─── DATA RECORDS

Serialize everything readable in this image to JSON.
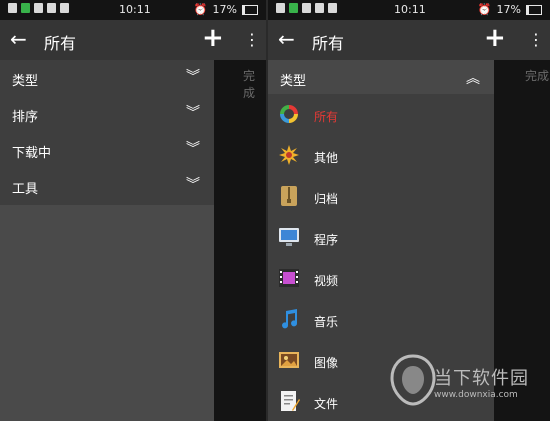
{
  "status_bar": {
    "time": "10:11",
    "battery": "17%",
    "battery_level": 0.17
  },
  "left_screen": {
    "title": "所有",
    "done_label": "完成",
    "menu_items": [
      {
        "label": "类型"
      },
      {
        "label": "排序"
      },
      {
        "label": "下载中"
      },
      {
        "label": "工具"
      }
    ]
  },
  "right_screen": {
    "title": "所有",
    "done_label": "完成",
    "category_header": "类型",
    "type_items": [
      {
        "label": "所有",
        "icon": "all-arrows-icon",
        "selected": true
      },
      {
        "label": "其他",
        "icon": "burst-icon",
        "selected": false
      },
      {
        "label": "归档",
        "icon": "archive-icon",
        "selected": false
      },
      {
        "label": "程序",
        "icon": "monitor-icon",
        "selected": false
      },
      {
        "label": "视频",
        "icon": "film-icon",
        "selected": false
      },
      {
        "label": "音乐",
        "icon": "music-note-icon",
        "selected": false
      },
      {
        "label": "图像",
        "icon": "image-icon",
        "selected": false
      },
      {
        "label": "文件",
        "icon": "document-icon",
        "selected": false
      }
    ]
  },
  "watermark": {
    "text": "当下软件园",
    "url": "www.downxia.com"
  },
  "colors": {
    "selected_label": "#e53935",
    "appbar": "#353535",
    "drawer": "#3e3e3e"
  }
}
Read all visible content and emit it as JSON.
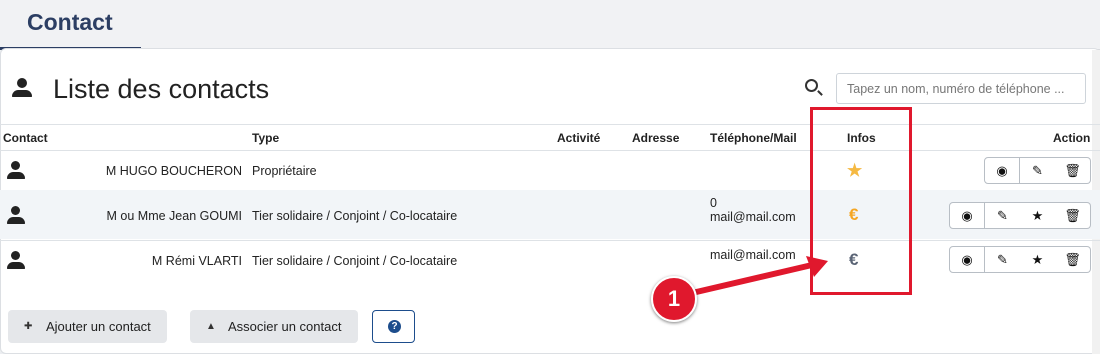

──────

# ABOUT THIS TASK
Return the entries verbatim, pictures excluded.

# EXERCISE RESULT
Serialize everything readable in this image to JSON.
{
  "status_bar": {
    "time": "10:11",
    "battery": "17%",
    "battery_level": 0.17
  },
  "left_screen": {
    "title": "所有",
    "done_label": "完成",
    "menu_items": [
      {
        "label": "类型"
      },
      {
        "label": "排序"
      },
      {
        "label": "下载中"
      },
      {
        "label": "工具"
      }
    ]
  },
  "right_screen": {
    "title": "所有",
    "done_label": "完成",
    "category_header": "类型",
    "type_items": [
      {
        "label": "所有",
        "icon": "all-arrows-icon",
        "selected": true
      },
      {
        "label": "其他",
        "icon": "burst-icon",
        "selected": false
      },
      {
        "label": "归档",
        "icon": "archive-icon",
        "selected": false
      },
      {
        "label": "程序",
        "icon": "monitor-icon",
        "selected": false
      },
      {
        "label": "视频",
        "icon": "film-icon",
        "selected": false
      },
      {
        "label": "音乐",
        "icon": "music-note-icon",
        "selected": false
      },
      {
        "label": "图像",
        "icon": "image-icon",
        "selected": false
      },
      {
        "label": "文件",
        "icon": "document-icon",
        "selected": false
      }
    ]
  },
  "watermark": {
    "text": "当下软件园",
    "url": "www.downxia.com"
  },
  "colors": {
    "selected_label": "#e53935",
    "appbar": "#353535",
    "drawer": "#3e3e3e"
  }
}
Read all visible content and emit it as JSON.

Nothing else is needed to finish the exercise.